Witnesses come in two varieties: Lay witnesses and expert witnesses. Lay witnesses testify only when they have personal knowledge about the matter about which they have been offered as a witness. And, generally, they testify about facts, i.e., what they have seen, heard, or read. Lay witnesses can only offer opinions only when they are “rationally based on their perceptions” or “helpful to clearly understand the witness’s testimony or determine a fact in issue.” Lay witness testimony cannot rely on scientific, technical, or other specialized knowledge.
Expert witnesses, on the other hand, rarely have first-hand knowledge about the facts associated with a case. Instead, they rely on what they are told, and on what they read. They use their “knowledge, skill, experience, training, or education” to offer opinions based on the facts as they have been shared with them.
Expert witnesses come in many varieties.

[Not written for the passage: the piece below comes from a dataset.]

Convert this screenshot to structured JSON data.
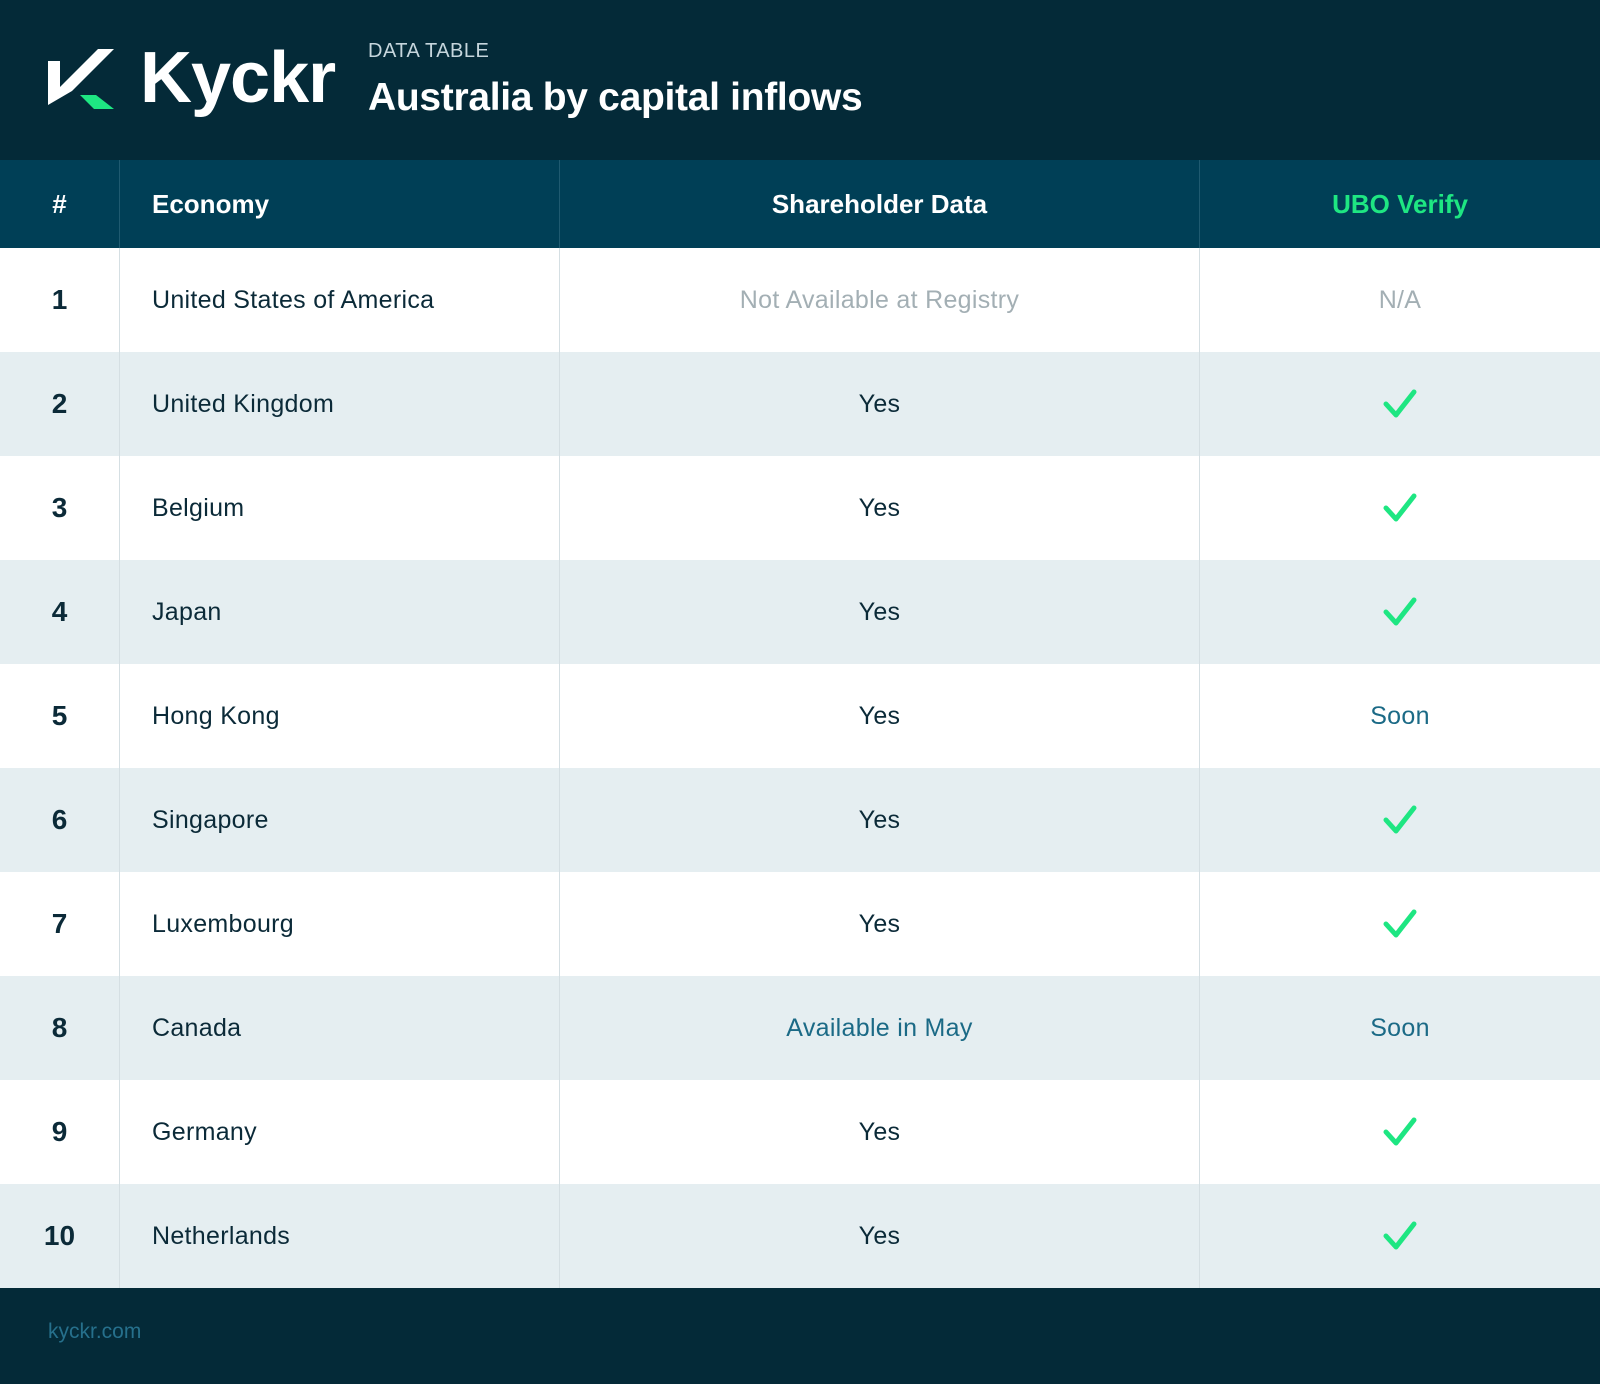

There are people who look at the remains of an automobile collision and testify about how fast people were driving. Medical professionals talk about whether a doctor or nurse met the standard of care in providing care, and can also provide information about whether what the doctor or nurse did affected the outcome. Many years ago I represented a man with a marketing/economics background who provided expert testimony for auto dealers in franchise disputes with manufacturers.
From time to time I provide expert testimony on legal matters. My testimony usually involves the reasonableness of fees charged by attorneys, or whether an attorney has met the standard of care when he or she provided legal services. I testify for one side or the other in any given case, but I have testified for both attorneys and clients. Keeping some balance between providing testimony for attorneys or clients helps with credibility issues, as the expert who only testifies for one side, after a while, becomes less believable, even if he or she may be right.
One big difference between lay and expert witnesses relates to payments. Lay witnesses receive a nominal fee for their time, while expert witnesses get paid at professional hourly rates. (Those fees can be very high.) Professionals, providing fact testimony, only get the statutory witness fee, as one attorney I knew learned many years ago. The attorney had worked for my client, and was let go. He had to provide testimony about a case he had worked on, and wanted to be paid at his hourly rate. “No dice,” said the judge, as he was providing facts and nothing more.
Expert testimony is controversial. Many—in particular, corporate defendants—believe courts allow expert witnesses to offer opinions based on “junk science” in support of personal injury claims. (Many attorneys believe junk science is whatever the other side’s expert offers as a theory.) In Daubert v. Merrell Dow Pharmaceuticals, Inc., No. 92-102, the U.S. Supreme Court established standards to guide trial judges in determining whether a jury hears expert testimony. Subsequent cases have refined and clarified the rules for trial judges, but in any given case disputes still arise about whether and to what extent and expert witness can offer opinions.
Cases depend on facts, and we get facts from documents and people, generally. Expert testimony is part of the process because, despite the flaws, the system knows jurors do not always have an adequate knowledge base to process facts. The system assumes, and it’s generally a valid assumption, that jurors will hear from competing experts and use what they hear to give the facts appropriate context.